Speaking Kerry

The next accent in our series is one called “Kerry”. It is rated one of the hardest accents to understand. It shares this position with Cork, another tough accent to understand.

The Kerry accent is very closely related to the Irish language in both structure and pronunciation. This dialect has lasted longer than anywhere else in the country.

In Ireland, Kerry people are often treated with disdain for their accent. They are publicly criticized and ridiculed; called horrible things such as “cute hoors” (whores) and Kerry mugs. The only exemption from this, will be Irish girls who attend school and thence have lessons in elocution. The boys, however, do not always have this luxury and will often inherit the accent or dialect of their hometown. This gives the girls an unnaturally beautiful and eloquent diction.

In Irish families, order of birth is very important as the younger sibling will often have a stronger accent than the older.

It would seem that Kerry is very hard to follow even among certain Irish folk. Phrases such as, “dheara/yerra”, “crator/cratuir” and “mighty” (this means “great!”) add a lot of colour to Kerry and, in my opinion, make it delightful. I have provided a link below should you be interested in the above phrases and many more including their various definitions.


I know this was a short piece. Most of the pieces I found were videos of people speaking Kerry. YouTube will have a lot of people speaking Kerry, so go have a listen. It really is something special.

God bless all of you, my darling avidReaders. Keep safe and I hope to write soon.

Jamaican Creole

We all love the music of the Jamaican people. Their famous music can be heard all throughout movies. The sound of their maracas, tambourines and steel drums can be heard from miles away and it gives them that unique island vibe. You immediately feel like dancing. However, that’s not what we’re going to be talking about. We’re going to talk about the people behind this beautiful music–the Jamaicans.

The Jamaicans have their own very distinct language called Jamaican Patois (Patwa/Patwah/Patois). This beautiful language has its origins in West Africa, drawing most of its words from the Akan language (meta-ethnicity people currently living in Ghana and Ivory Coast). Despite having its own distinct language, Jamaica’s official language is English. Since British English was introduced to Jamaica in the year 1655 a lot of British English spelling conventions have influenced the Jamaican Patois. British Standard English was combined with Standard Jamaican-English. Their accent is a combination of English, Spanish, Portuguese, African phrases and Jamaican slang. In all its beauty, the Jamaican language has its own lovely sing-song, exotic feel to it.

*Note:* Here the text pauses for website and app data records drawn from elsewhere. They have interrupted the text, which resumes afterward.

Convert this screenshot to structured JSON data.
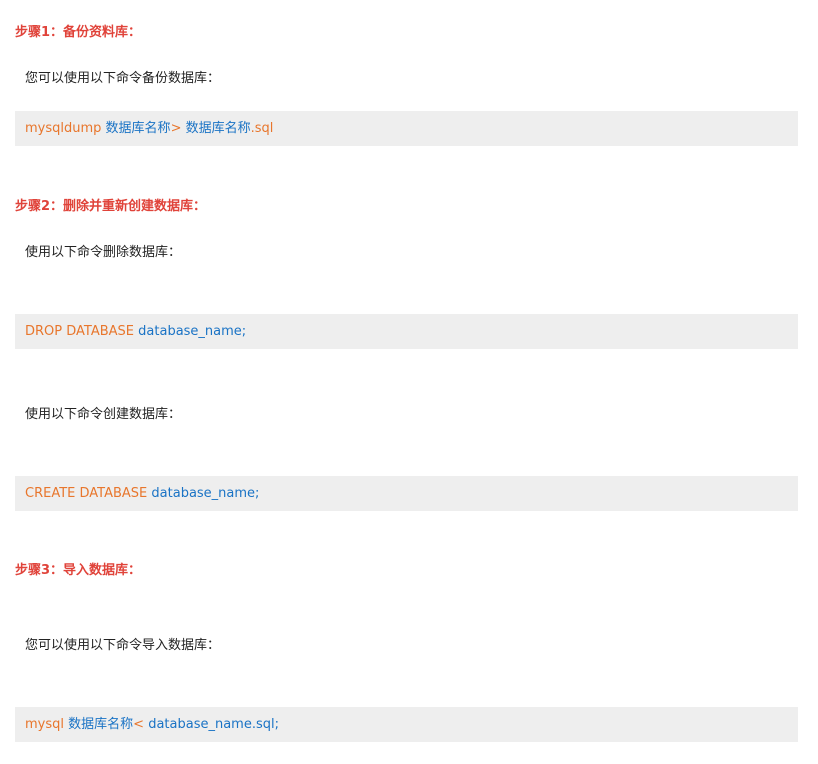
{
  "sections": [
    {
      "heading": "步骤1：备份资料库：",
      "text": "您可以使用以下命令备份数据库：",
      "code": [
        {
          "kw": "mysqldump ",
          "id": "数据库名称",
          "kw2": "> ",
          "id2": "数据库名称",
          "kw3": ".sql"
        }
      ]
    },
    {
      "heading": "步骤2：删除并重新创建数据库：",
      "text_drop": "使用以下命令删除数据库：",
      "code_drop": {
        "kw": "DROP DATABASE ",
        "id": "database_name;"
      },
      "text_create": "使用以下命令创建数据库：",
      "code_create": {
        "kw": "CREATE DATABASE ",
        "id": "database_name;"
      }
    },
    {
      "heading": "步骤3：导入数据库：",
      "text": "您可以使用以下命令导入数据库：",
      "code": {
        "kw": "mysql ",
        "id": "数据库名称",
        "kw2": "< ",
        "id2": "database_name.sql;"
      }
    }
  ],
  "colors": {
    "heading": "#e0433a",
    "keyword": "#e8762c",
    "identifier": "#1a73c5",
    "code_bg": "#eeeeee"
  }
}
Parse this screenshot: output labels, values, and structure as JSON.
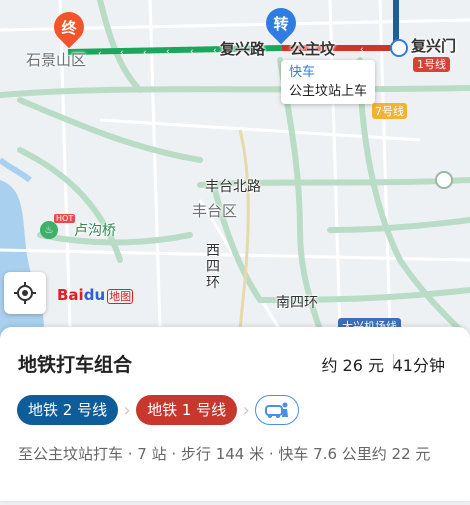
{
  "map": {
    "end_pin": "终",
    "transfer_pin": "转",
    "labels": {
      "shijingshan": "石景山区",
      "fuxinglu": "复兴路",
      "gongzhufen": "公主坟",
      "fuxingmen": "复兴门",
      "line1_badge": "1号线",
      "line7": "7号线",
      "fengtai_north": "丰台北路",
      "fengtai_district": "丰台区",
      "lugouqiao": "卢沟桥",
      "hot": "HOT",
      "west4": "西四环",
      "south4": "南四环",
      "daxing": "大兴机场线"
    },
    "callout": {
      "mode": "快车",
      "text": "公主坟站上车"
    },
    "locate_icon": "locate-icon",
    "logo": {
      "part1": "Bai",
      "part2": "du",
      "part3": "地图"
    },
    "colors": {
      "green_route": "#1aa65b",
      "red_route": "#d0352b",
      "blue_route": "#1e5e96",
      "pin_end": "#f2552c",
      "pin_transfer": "#2f7de1"
    }
  },
  "card": {
    "title": "地铁打车组合",
    "price": "约 26 元",
    "duration": "41分钟",
    "chips": [
      "地铁 2 号线",
      "地铁 1 号线"
    ],
    "taxi_icon": "taxi-person-icon",
    "detail": "至公主坟站打车 · 7 站 · 步行 144 米 · 快车 7.6 公里约 22 元"
  }
}
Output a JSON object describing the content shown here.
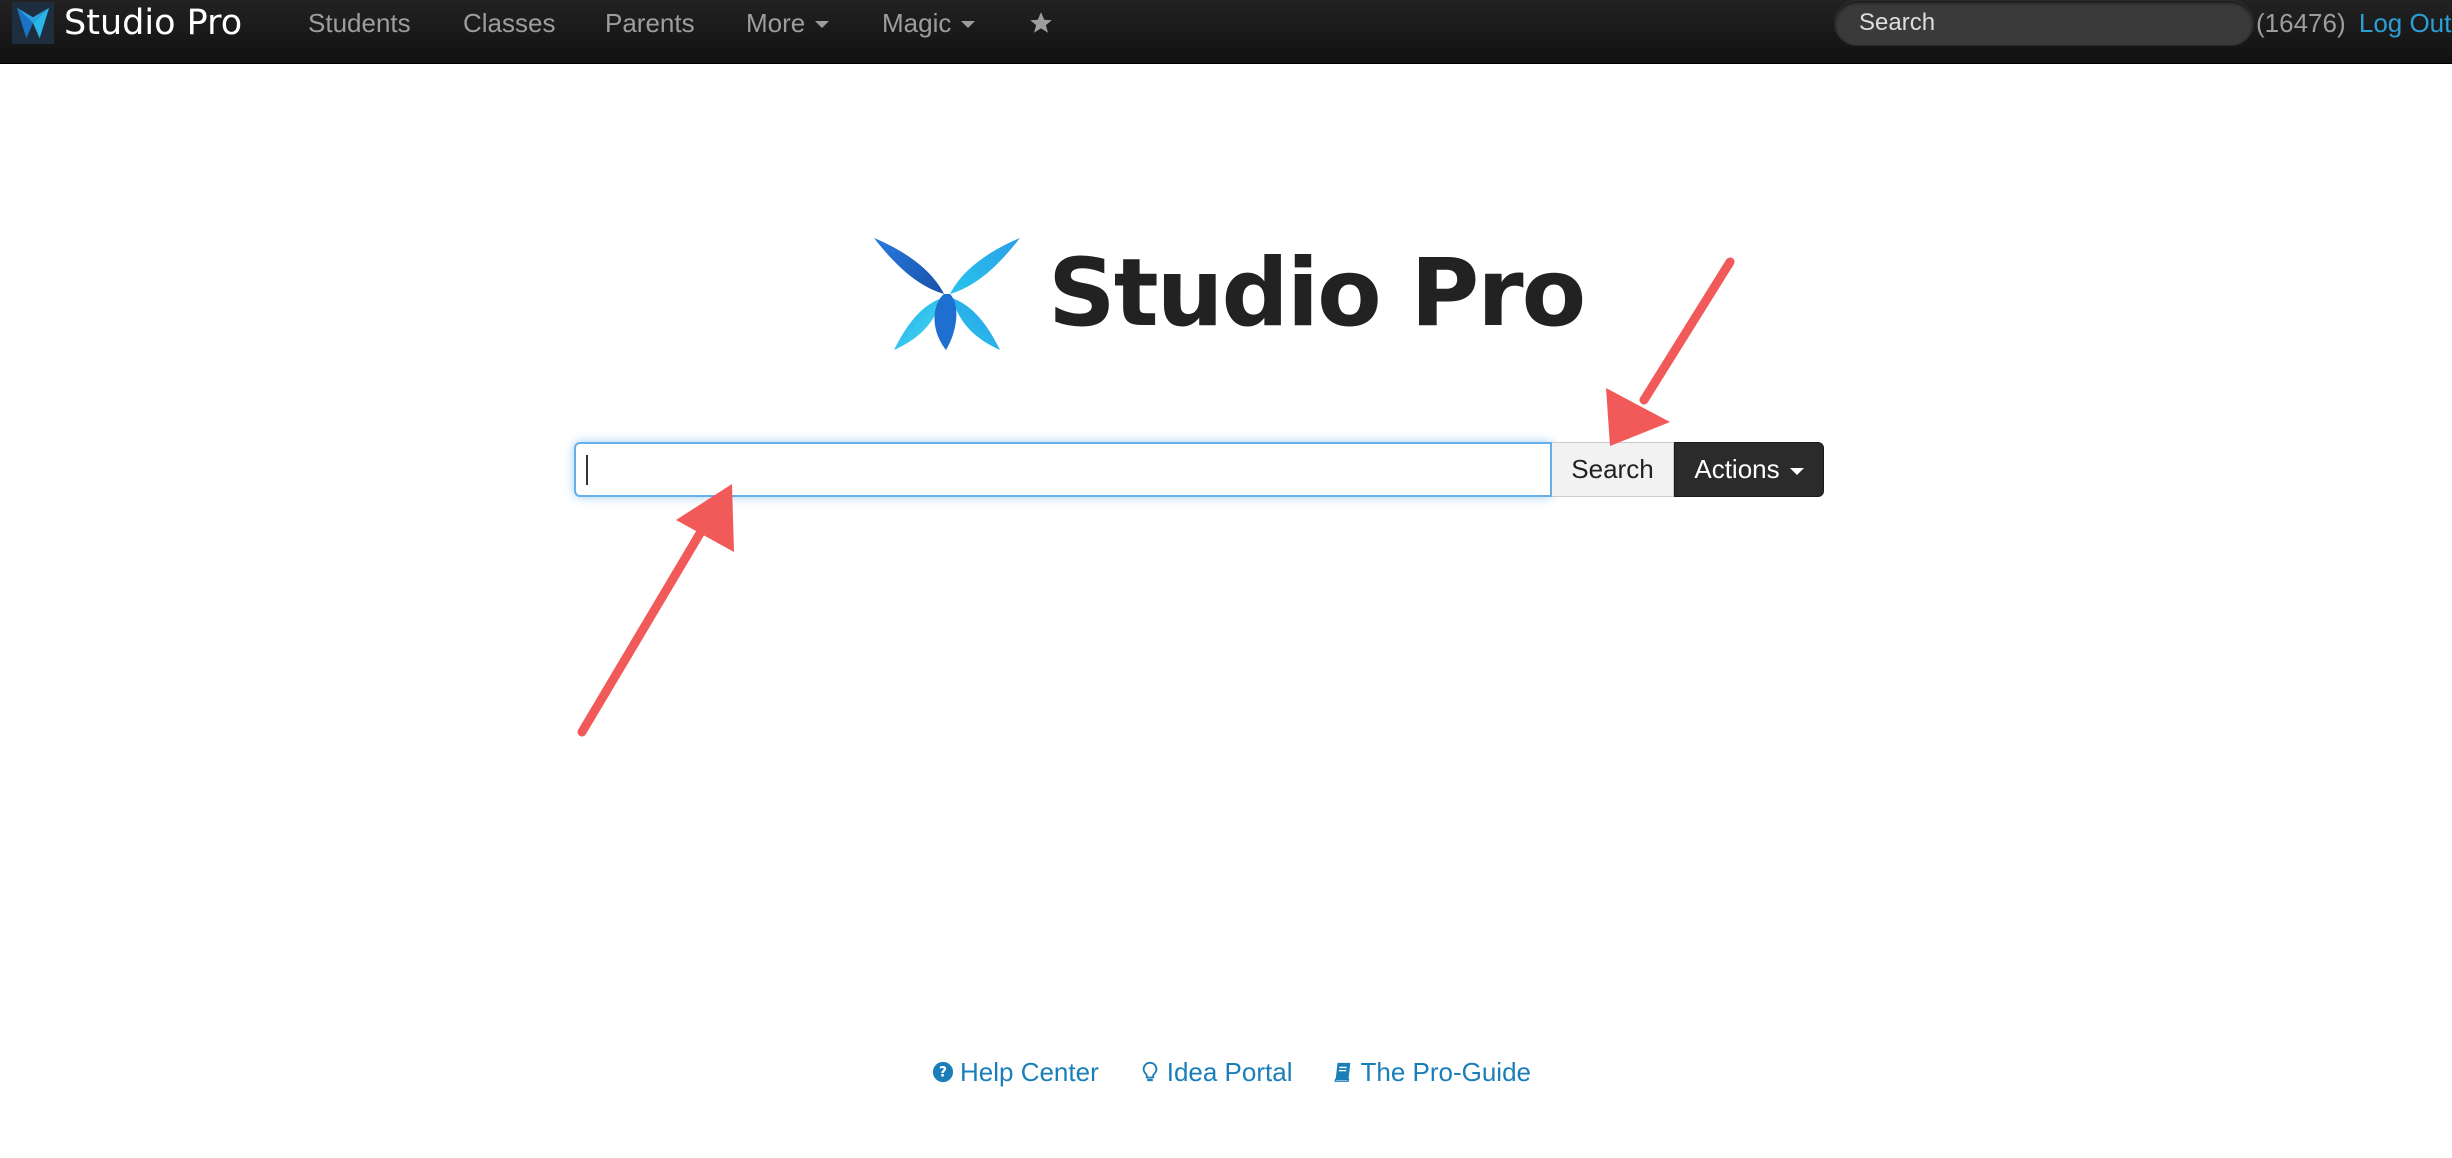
{
  "navbar": {
    "brand": "Studio Pro",
    "items": [
      {
        "label": "Students"
      },
      {
        "label": "Classes"
      },
      {
        "label": "Parents"
      },
      {
        "label": "More"
      },
      {
        "label": "Magic"
      }
    ],
    "search_placeholder": "Search",
    "count": "(16476)",
    "logout_label": "Log Out"
  },
  "main": {
    "title": "Studio Pro",
    "search_value": "",
    "search_button": "Search",
    "actions_button": "Actions"
  },
  "footer": {
    "links": [
      {
        "label": "Help Center",
        "icon": "question-circle-icon"
      },
      {
        "label": "Idea Portal",
        "icon": "lightbulb-icon"
      },
      {
        "label": "The Pro-Guide",
        "icon": "book-icon"
      }
    ]
  },
  "colors": {
    "navbar_bg": "#111111",
    "link_blue": "#2a9fd6",
    "footer_link": "#1a7fb9",
    "annotation_arrow": "#f25a5a",
    "focus_border": "#66afe9"
  }
}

In Jamaican Patois, there is no subject-verb agreement or differentiation between subject and object. If you have a desire to learn their accent, perhaps even their language, then you need to adopt three words: “mon”, “dem” and “irie”. Something else to consider, there is no differentiation between the genders. For “he” or “she” you would say “I’m”. Their language, since they were slaves, would have come from other African dialects. Other minorities have, since then, integrated themselves into the Jamaican ancestry. Peoples such as the Europeans, East Indians, Middle Eastern and other minorities have integrated themselves into Jamaican ancestry, thus creating a mixed ancestry. 78.4% of these descendants all speak a combination of English & Patois (Patwa).

In the year 1655, as mentioned above, a lot of British English settlers came to the island of Jamaica and brought along with them their African slaves. These slaves would eventually become the Jamaican inhabitants we know and love. Along with these slaves came their British masters and along with them came their British influence on the original inhabitants of Jamaica. This influence, further propagated by English teachers, began to spread through high-school. In high society, Jamaicans speak British Standard. This leads to them getting higher-paying jobs and greater societal prestige. It’s not just Britain that has had an influence on Jamaica. American English has also had a major influence on the Jamaican English dialect.

All in all, I’d say nothing makes me cheerier than Jamaican music; their beautiful language and dialect do not fail to impress either. If you want to learn this amazing dialect, then click on the below link and give it a shot. I found it while I was digging into Jamaican Patois.


God bless all of you, my darling avidReaders. I apologize for taking so long to write. I promise to produce more articles as soon as things quieten down at work or I get a weekend to spare. Been a busy month. Keep well 😘